The pictures do not go in the copy. Reproduce the rest of the entries exactly.

** Opening Material for the task block **

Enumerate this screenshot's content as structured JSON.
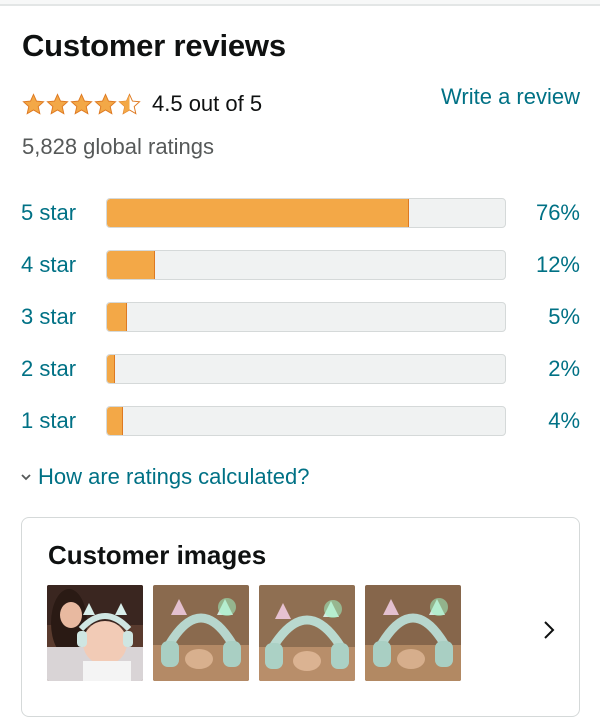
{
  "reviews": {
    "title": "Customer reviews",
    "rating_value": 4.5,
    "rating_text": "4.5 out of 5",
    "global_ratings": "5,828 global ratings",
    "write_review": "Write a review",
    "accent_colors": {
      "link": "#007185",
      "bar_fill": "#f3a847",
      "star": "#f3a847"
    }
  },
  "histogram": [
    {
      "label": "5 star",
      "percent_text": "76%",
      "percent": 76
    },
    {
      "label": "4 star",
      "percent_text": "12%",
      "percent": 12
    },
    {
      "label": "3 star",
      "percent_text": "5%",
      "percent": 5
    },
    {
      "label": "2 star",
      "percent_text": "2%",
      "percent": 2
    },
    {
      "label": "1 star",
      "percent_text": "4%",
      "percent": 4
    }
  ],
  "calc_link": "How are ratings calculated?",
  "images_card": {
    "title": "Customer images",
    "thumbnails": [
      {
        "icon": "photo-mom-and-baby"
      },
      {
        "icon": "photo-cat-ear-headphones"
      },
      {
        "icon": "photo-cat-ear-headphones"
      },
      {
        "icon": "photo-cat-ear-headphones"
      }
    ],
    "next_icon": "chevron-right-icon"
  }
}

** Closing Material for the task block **

- _Finished task_:
Enumerate this screenshot's content as structured JSON.
{
  "reviews": {
    "title": "Customer reviews",
    "rating_value": 4.5,
    "rating_text": "4.5 out of 5",
    "global_ratings": "5,828 global ratings",
    "write_review": "Write a review",
    "accent_colors": {
      "link": "#007185",
      "bar_fill": "#f3a847",
      "star": "#f3a847"
    }
  },
  "histogram": [
    {
      "label": "5 star",
      "percent_text": "76%",
      "percent": 76
    },
    {
      "label": "4 star",
      "percent_text": "12%",
      "percent": 12
    },
    {
      "label": "3 star",
      "percent_text": "5%",
      "percent": 5
    },
    {
      "label": "2 star",
      "percent_text": "2%",
      "percent": 2
    },
    {
      "label": "1 star",
      "percent_text": "4%",
      "percent": 4
    }
  ],
  "calc_link": "How are ratings calculated?",
  "images_card": {
    "title": "Customer images",
    "thumbnails": [
      {
        "icon": "photo-mom-and-baby"
      },
      {
        "icon": "photo-cat-ear-headphones"
      },
      {
        "icon": "photo-cat-ear-headphones"
      },
      {
        "icon": "photo-cat-ear-headphones"
      }
    ],
    "next_icon": "chevron-right-icon"
  }
}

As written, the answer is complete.